Pizza, Soda, and Other Rotten Foods for Teens with ADHD
Fajitas…for breakfast? This plan finds creative ways to introduce nutrition — and bend the rules to fit in healthy food choices around medication side effects.
When teens with ADHD (attention deficit hyperactivity disorder) are left to eat on their own terms, they often don’t figure out what makes food choices healthy. They may spend lunch period talking with friends or forget to come home at dinnertime. And when they do sit down at the table, they don’t stay there for long.

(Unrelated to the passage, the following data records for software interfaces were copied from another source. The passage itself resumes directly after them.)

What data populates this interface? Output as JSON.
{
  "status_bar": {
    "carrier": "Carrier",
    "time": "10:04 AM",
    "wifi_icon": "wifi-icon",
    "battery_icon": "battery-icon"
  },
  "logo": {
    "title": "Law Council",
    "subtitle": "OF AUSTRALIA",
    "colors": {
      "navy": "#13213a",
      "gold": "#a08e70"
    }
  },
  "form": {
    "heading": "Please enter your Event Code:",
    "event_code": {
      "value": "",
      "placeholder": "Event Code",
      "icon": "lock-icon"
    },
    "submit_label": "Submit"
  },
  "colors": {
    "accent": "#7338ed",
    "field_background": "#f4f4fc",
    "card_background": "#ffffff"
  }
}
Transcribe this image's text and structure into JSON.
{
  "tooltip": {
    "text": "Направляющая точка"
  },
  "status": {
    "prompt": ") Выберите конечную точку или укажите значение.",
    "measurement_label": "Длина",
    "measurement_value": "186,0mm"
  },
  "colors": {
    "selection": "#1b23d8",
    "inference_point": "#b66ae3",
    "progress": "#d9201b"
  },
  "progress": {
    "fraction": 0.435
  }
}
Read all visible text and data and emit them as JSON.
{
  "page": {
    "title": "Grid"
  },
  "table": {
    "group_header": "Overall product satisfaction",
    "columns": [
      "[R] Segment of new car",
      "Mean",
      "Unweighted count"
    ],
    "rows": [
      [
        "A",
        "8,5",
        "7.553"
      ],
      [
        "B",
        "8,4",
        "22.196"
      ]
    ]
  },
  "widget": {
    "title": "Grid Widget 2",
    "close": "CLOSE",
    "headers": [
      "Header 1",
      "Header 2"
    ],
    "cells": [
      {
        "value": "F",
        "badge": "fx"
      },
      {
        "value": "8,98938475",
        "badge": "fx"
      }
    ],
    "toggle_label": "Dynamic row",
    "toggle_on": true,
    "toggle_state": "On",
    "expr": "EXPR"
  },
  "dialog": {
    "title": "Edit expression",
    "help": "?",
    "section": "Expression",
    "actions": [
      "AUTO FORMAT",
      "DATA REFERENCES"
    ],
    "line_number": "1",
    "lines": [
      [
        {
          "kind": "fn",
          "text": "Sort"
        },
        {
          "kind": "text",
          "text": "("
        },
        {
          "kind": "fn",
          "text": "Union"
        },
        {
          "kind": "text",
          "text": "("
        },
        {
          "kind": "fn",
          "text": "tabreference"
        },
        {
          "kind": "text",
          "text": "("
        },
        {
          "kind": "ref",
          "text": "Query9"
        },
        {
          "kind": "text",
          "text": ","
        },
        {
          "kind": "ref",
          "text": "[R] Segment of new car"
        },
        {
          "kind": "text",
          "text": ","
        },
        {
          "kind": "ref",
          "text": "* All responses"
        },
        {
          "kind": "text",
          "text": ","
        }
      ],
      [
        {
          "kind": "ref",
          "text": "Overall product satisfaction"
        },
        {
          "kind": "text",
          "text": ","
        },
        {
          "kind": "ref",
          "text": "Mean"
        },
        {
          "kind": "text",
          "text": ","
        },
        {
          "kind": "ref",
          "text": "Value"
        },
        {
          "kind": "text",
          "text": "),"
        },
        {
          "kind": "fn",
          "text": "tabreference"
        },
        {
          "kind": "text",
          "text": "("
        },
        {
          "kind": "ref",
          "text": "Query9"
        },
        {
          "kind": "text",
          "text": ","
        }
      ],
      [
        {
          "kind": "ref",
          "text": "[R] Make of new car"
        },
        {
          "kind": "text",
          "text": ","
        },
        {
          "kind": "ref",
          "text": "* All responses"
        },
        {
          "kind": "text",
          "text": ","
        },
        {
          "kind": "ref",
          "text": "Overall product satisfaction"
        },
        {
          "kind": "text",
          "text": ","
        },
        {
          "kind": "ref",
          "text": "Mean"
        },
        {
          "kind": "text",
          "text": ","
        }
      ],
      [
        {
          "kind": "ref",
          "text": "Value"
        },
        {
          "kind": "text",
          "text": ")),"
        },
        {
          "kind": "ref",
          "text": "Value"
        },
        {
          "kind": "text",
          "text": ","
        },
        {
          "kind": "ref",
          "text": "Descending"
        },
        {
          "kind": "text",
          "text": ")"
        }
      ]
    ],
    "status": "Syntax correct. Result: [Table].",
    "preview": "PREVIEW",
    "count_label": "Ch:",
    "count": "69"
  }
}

What’s more, stimulant medications used to treat ADHD can cause appetite loss, and without internal cues to eat, she will forget to do so — not a good thing, considering the fact that individuals with ADHD tend to burn more calories than their non-hyperactive counterparts.
So what are some tips for healthy eating for teens with ADHD? Here are some ideas that may help you:
Bend the Traditional “Healthy Eating” Rules
Fajitas for breakfast? Cereal for dinner? Why not? Teens with ADHD need to eat food that’s interesting to them at the moment. If your teen takes medication, he will want an after-school snack and a before-bed snack. Forget the bromide about “spoiling their supper.” Get food into them when the opportunity arises.
The Perfect Timing for Meals
Pay attention to your teen’s medication schedule, particularly because ADHD medication can suppress appetite. Make sure snacks and meals are available during those hunger dips. You might consider changing the timing of meals to coincide with appetite spurts. Load up on calories at breakfast, before the medication kicks in.
Powerful Nutrients for ADHD
Teens with ADHD have special nutritional needs. Studies show that protein can increase focus and sustain concentration. Adequate levels of omega-3 fatty acids can also improve the functioning of the ADHD brain. Try adding protein, along with fruits and vegetables, to their favorite flavored smoothie or soup. Liquid meals can be consumed quickly, which suits the tempo of hyperactive teens.
[Free Guide: Managing Symptoms with Food]
Appeal to Visual Learners
Set out “grazing food” around the house, wherever he spends the most time — near the TV, in the basement, where he might take his private phone calls. Energy bars or packets of nuts or trail mix are good choices. Keep a supply of grab-and-go foods in the fridge: wraps with his favorite fillings, string cheese, and celery sticks with peanut butter.
Give Personalized Snacks
Buy packages or boxes of snacks and put his name on them. Pack “his” foods in your teen’s knapsack and car cup-holder. Give her her own jar of peanut butter to keep in her room. As midnight snacks go, it’s a good one — high in protein and good fats. Below are some other ADHD-friendly snacks:
Energy bars: Clif Kid Organic Zbars (clifbar.com); LaraBar (larabar.com)
Pretzels and crackers: Mary’s Gone Crackers (marysgonecrackers.com); Doctor Kracker (drkracker.com); Newman’s Own Organics pretzels (newmansown.com)
Smoothies: Odwalla Soy Smart (odwalla.com); Naked Juice Superfood (nakedjuice.com)
Keep ADHD Meals Small
Sometimes the thought of sitting down for a meal seems too much for teens with ADHD. They have things to do, and eating isn’t necessarily one of them. I have found that teens like single-serving packages of crackers and nuts, and homemade snack foods I put in plastic baggies. Also, try serving meals on small plates. Dinner won’t seem so overwhelming, and they may eat something when they’re not feeling hungry.
Healthy Fast Food
People with ADHD jump from one thought to the next, and when faced with a lot of options, a teen may decide to decide later — or not at all. Ask him to list his favorite foods, and slot them onto a weekly calendar that you keep on the fridge: oatmeal or scrambled eggs for breakfast, turkey wrap or vegetable soup for lunch, cheeseburger or strawberry smoothie for dinner. He can change it weekly, or until he gets tired of eating the same thing.